Compare and Contrast High School and College
The debate on high school versus college has been going for a while. Several aspects are regularly used to show the differences between the two levels of education. However, the two institutions are almost the same bearing mind that they share common characteristics such as the availability of textbooks, classes, many students and extracurricular activities. Despite high school and colleges sharing common traits, they exhibit differences including the size of classes, number of assignments and educational level of the instructors. College classes are large compared to high school classes. For example, a high school class has approximately 30-35 students while the numbers of students per class in college range from 5 to over 100 students (Hudley et al. 12). In some colleges, the number of students in the single class may go up to 300 depending on the course being offered. In high school, class attendance is obligatory whereas in a college class attendance depends on the professor or institution policies (Aughinbaugh 2). In high schools, the rooms used for learning are commonly referred to as classrooms while in colleges are known as lecture halls. The classrooms are quite small since they are designed to accommodate less than 40 students whereas lecture halls are big to the extent of accommodating hundreds or thousands of students. The differences in classes in high school and colleges are brought by the number of students per class whereby the high school classes are designed for a few learners compared to the college classes.

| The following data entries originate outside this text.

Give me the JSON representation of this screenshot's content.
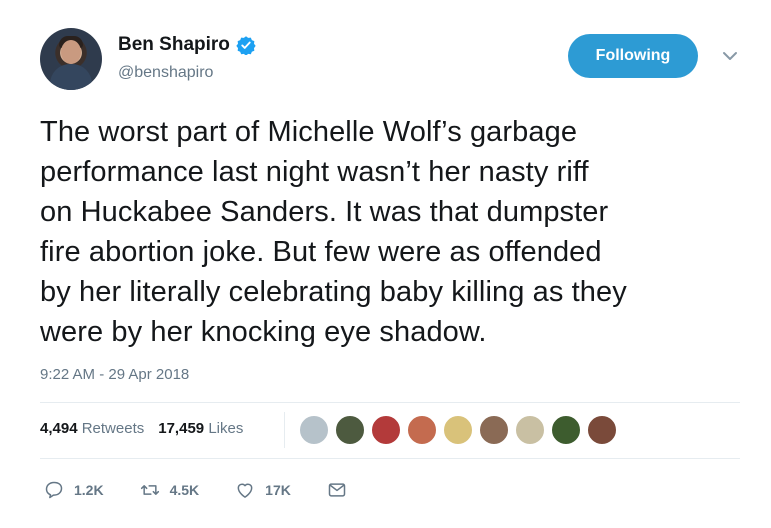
{
  "author": {
    "display_name": "Ben Shapiro",
    "handle": "@benshapiro",
    "verified": true
  },
  "follow_button": {
    "label": "Following",
    "color": "#2d9bd4"
  },
  "tweet": {
    "lines": [
      "The worst part of Michelle Wolf’s garbage",
      "performance last night wasn’t her nasty riff",
      "on Huckabee Sanders. It was that dumpster",
      "fire abortion joke. But few were as offended",
      "by her literally celebrating baby killing as they",
      "were by her knocking eye shadow."
    ],
    "timestamp": "9:22 AM - 29 Apr 2018"
  },
  "stats": {
    "retweets_count": "4,494",
    "retweets_label": "Retweets",
    "likes_count": "17,459",
    "likes_label": "Likes"
  },
  "likers": [
    {
      "color": "#b6c2ca"
    },
    {
      "color": "#4d5a3f"
    },
    {
      "color": "#b33a3a"
    },
    {
      "color": "#c46b4f"
    },
    {
      "color": "#d9c27a"
    },
    {
      "color": "#8a6a55"
    },
    {
      "color": "#c9c0a3"
    },
    {
      "color": "#3d5c2e"
    },
    {
      "color": "#7a4a3a"
    }
  ],
  "actions": {
    "reply_count": "1.2K",
    "retweet_count": "4.5K",
    "like_count": "17K"
  },
  "colors": {
    "accent": "#1da1f2",
    "muted": "#657786",
    "text": "#14171a"
  }
}
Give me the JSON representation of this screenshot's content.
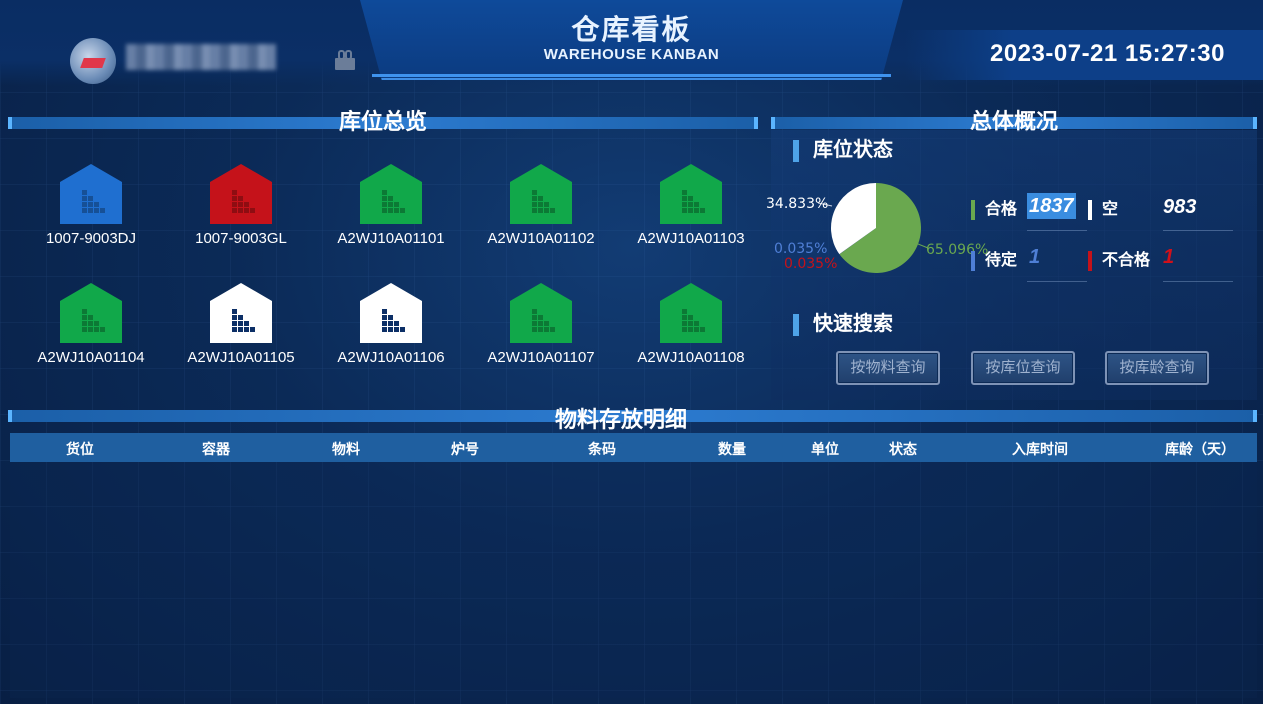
{
  "header": {
    "title": "仓库看板",
    "subtitle": "WAREHOUSE KANBAN",
    "datetime": "2023-07-21 15:27:30"
  },
  "colors": {
    "blue": "#1f6fd0",
    "red": "#c5121a",
    "green": "#11a84a",
    "white": "#ffffff",
    "pie_green": "#6aa84f",
    "accent": "#4ea3e8"
  },
  "overview": {
    "title": "库位总览",
    "warehouses": [
      {
        "label": "1007-9003DJ",
        "status": "blue"
      },
      {
        "label": "1007-9003GL",
        "status": "red"
      },
      {
        "label": "A2WJ10A01101",
        "status": "green"
      },
      {
        "label": "A2WJ10A01102",
        "status": "green"
      },
      {
        "label": "A2WJ10A01103",
        "status": "green"
      },
      {
        "label": "A2WJ10A01104",
        "status": "green"
      },
      {
        "label": "A2WJ10A01105",
        "status": "white"
      },
      {
        "label": "A2WJ10A01106",
        "status": "white"
      },
      {
        "label": "A2WJ10A01107",
        "status": "green"
      },
      {
        "label": "A2WJ10A01108",
        "status": "green"
      }
    ]
  },
  "summary": {
    "title": "总体概况",
    "status_title": "库位状态",
    "pie": {
      "white_label": "34.833%",
      "green_label": "65.096%",
      "blue_label": "0.035%",
      "red_label": "0.035%"
    },
    "stats": {
      "qualified_label": "合格",
      "qualified_value": "1837",
      "empty_label": "空",
      "empty_value": "983",
      "pending_label": "待定",
      "pending_value": "1",
      "unqualified_label": "不合格",
      "unqualified_value": "1"
    },
    "search_title": "快速搜索",
    "buttons": {
      "by_material": "按物料查询",
      "by_location": "按库位查询",
      "by_age": "按库龄查询"
    }
  },
  "detail": {
    "title": "物料存放明细",
    "columns": [
      "货位",
      "容器",
      "物料",
      "炉号",
      "条码",
      "数量",
      "单位",
      "状态",
      "入库时间",
      "库龄（天）"
    ]
  }
}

High school learners do weekly homework assignments, unlike college students who can do less than ten assignments per semester. Occasionally, high school learners are assigned daily reading and homework at the end of the day to help then refresh what they have learned during the day (Hudley et al. 2). In college, there are few assignments during the semester, and perhaps the main assignments are midterm and final exams or a large paper project, even though these major assignments are usually backed up by many small assignments such as response to posts and discussions. The difference in the assignment workload between high school and colleges is because of time availability with high school learners having more time for study than college students.Teachers instruct high school students while professors tutor college students. Even though from the face value teachers and professors may be the same because of the same role they play, they are ideally two different individuals. Teachers are professional educators whose aim is to prepare learners for the future. Teachers may not be experts in their disciplines, but they are always committed to aiding students to succeed (Hudley et l. 12). On the other hand, professors are academicians and experts in their fields of teaching. Besides, professors are always recognized for having researched to contribute to their areas of study. So, college students are taught by the instructors who know more about what they are teaching than high school teachers whose main goal is to help the student succeed. The difference between tutors in high school and college level is based on their level of education with professors being more educated than the teachers.
It is apparent there are countless differences between high school and college. However, the significant differences are noticeable in the areas of the classes, assignment, and teachers. In the high school level, classes are small compared to the college classes. High school assignments are many compared to college assignments. Finally, high schools are taught by teachers while the professors teach colleges.